It was her background as a drill sergeant, according to Angela, that gave her the organizational ability and temperament to deal with all the endless details of the Washington March during the early days of TAVA's formation.  LGBT rights pioneer Frank Kameny, a gay WWII veteran, provided encouragement and advice; but it was the former drill sergeant who worked through the resistance of Arlington's guard personnel, and the 'movement of transgender veteran troops,' around Washington from the Vietnam Wall, to the Iwo Jima and Arlington Memorials. 
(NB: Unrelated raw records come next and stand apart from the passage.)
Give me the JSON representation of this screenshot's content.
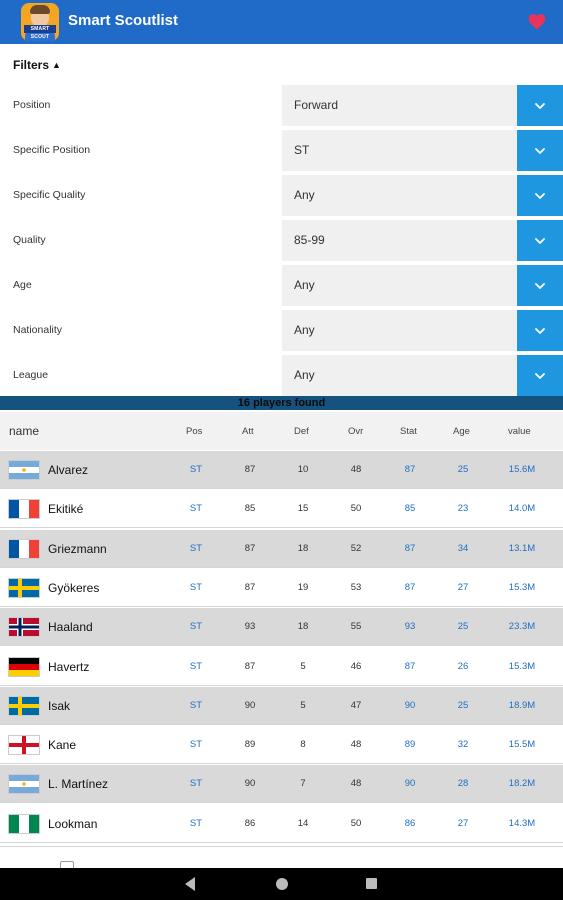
{
  "app": {
    "title": "Smart Scoutlist",
    "logo_text": "SMART SCOUT"
  },
  "filters": {
    "toggle_label": "Filters",
    "toggle_arrow": "▲",
    "rows": [
      {
        "label": "Position",
        "value": "Forward"
      },
      {
        "label": "Specific Position",
        "value": "ST"
      },
      {
        "label": "Specific Quality",
        "value": "Any"
      },
      {
        "label": "Quality",
        "value": "85-99"
      },
      {
        "label": "Age",
        "value": "Any"
      },
      {
        "label": "Nationality",
        "value": "Any"
      },
      {
        "label": "League",
        "value": "Any"
      }
    ]
  },
  "results": {
    "count_text": "16 players found"
  },
  "table": {
    "headers": {
      "name": "name",
      "pos": "Pos",
      "att": "Att",
      "def": "Def",
      "ovr": "Ovr",
      "stat": "Stat",
      "age": "Age",
      "value": "value"
    },
    "rows": [
      {
        "flag": "argentina",
        "name": "Alvarez",
        "pos": "ST",
        "att": "87",
        "def": "10",
        "ovr": "48",
        "stat": "87",
        "age": "25",
        "value": "15.6M"
      },
      {
        "flag": "france",
        "name": "Ekitiké",
        "pos": "ST",
        "att": "85",
        "def": "15",
        "ovr": "50",
        "stat": "85",
        "age": "23",
        "value": "14.0M"
      },
      {
        "flag": "france",
        "name": "Griezmann",
        "pos": "ST",
        "att": "87",
        "def": "18",
        "ovr": "52",
        "stat": "87",
        "age": "34",
        "value": "13.1M"
      },
      {
        "flag": "sweden",
        "name": "Gyökeres",
        "pos": "ST",
        "att": "87",
        "def": "19",
        "ovr": "53",
        "stat": "87",
        "age": "27",
        "value": "15.3M"
      },
      {
        "flag": "norway",
        "name": "Haaland",
        "pos": "ST",
        "att": "93",
        "def": "18",
        "ovr": "55",
        "stat": "93",
        "age": "25",
        "value": "23.3M"
      },
      {
        "flag": "germany",
        "name": "Havertz",
        "pos": "ST",
        "att": "87",
        "def": "5",
        "ovr": "46",
        "stat": "87",
        "age": "26",
        "value": "15.3M"
      },
      {
        "flag": "sweden",
        "name": "Isak",
        "pos": "ST",
        "att": "90",
        "def": "5",
        "ovr": "47",
        "stat": "90",
        "age": "25",
        "value": "18.9M"
      },
      {
        "flag": "england",
        "name": "Kane",
        "pos": "ST",
        "att": "89",
        "def": "8",
        "ovr": "48",
        "stat": "89",
        "age": "32",
        "value": "15.5M"
      },
      {
        "flag": "argentina",
        "name": "L. Martínez",
        "pos": "ST",
        "att": "90",
        "def": "7",
        "ovr": "48",
        "stat": "90",
        "age": "28",
        "value": "18.2M"
      },
      {
        "flag": "nigeria",
        "name": "Lookman",
        "pos": "ST",
        "att": "86",
        "def": "14",
        "ovr": "50",
        "stat": "86",
        "age": "27",
        "value": "14.3M"
      }
    ]
  },
  "colors": {
    "appbar": "#1f6bc7",
    "dropdown_button": "#1e96e0",
    "results_bar": "#15527d",
    "row_alt": "#d9d9d9",
    "accent_text": "#1e6fc2",
    "heart": "#e8335a"
  },
  "icons": {
    "heart": "heart-icon",
    "chevron": "chevron-down-icon",
    "back": "nav-back-icon",
    "home": "nav-home-icon",
    "recent": "nav-recent-icon"
  }
}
Her activist organizational experience extends back to at least the 1980s when she formed a transgender group in New York and subsequently received a Trinity award for her ongoing efforts.  She summed up her ongoing lifetime activism saying, "After all these years I've learned that the activists that count are the ones who keep the soul of the community in their minds and hearts.  Gender Equality is the right of every person to express whatever gender is comfortable to them.  HOPI Indians have 32 genders that a person can express!  What we are about is between your ears, not between your legs.  We are all about our history.  We are canary in the mine now, we are living proof that sexual and gender discrimination exists in a country that is supposed to be equal, and it isn't."

"TAVA's mission," according to Angela, "is continued vigilance of VA compliance with its own directive, and to continue to use 'who we are' to further our cause of free gender expression for all people without discrimination.   And a part of 'who we are' is veterans -which is a big part of what we have done in our lives.  That status puts us on a plain where we can walk into our Congressmen's offices and be listened to and respected as veterans who have done our duty and earned the recognition due those who have contributed to and sacrificed for our nation."  Hence, being heard and being included in legislation is the current challenge for the organization which is fighting those who insist on only a binary definition of gender in our armed forces and in our American society.

That challenge, according to Angela, is to gain the organizational strength to prevent the loss of the gains in acceptance already achieved within the VA, to have the strength to be able to move forward to be a part of America's future and active members of America's armed forces.  "We have to gain the strength to represent ourselves.  Who better than veterans to do that, who have already given of their lives in service to our country," she said.  "As American veterans, we are the antithesis of what other people think of transgender people.  We are veterans who have laid down our lives for America; who better to express our demand for equal rights?  That is the current and future mission of TAVA!"

In closing our interview, Angela stressed that 'heart' and 'humanity' are what she considers essential beyond what she considers 'sterile mission statements.'  She wants it understood that "there is a human behind every bureaucratic decision on discrimination and the repeal of discriminatory policies.  Our humanity is the essential element of what we are doing which propels us and motivates us to achieve our goal of equality.  Without the recognition of our humanity, achieving change is meaningless."

The new TAVA website may be seen at http://www.tavausa.org.

2014 GayMilitarySignal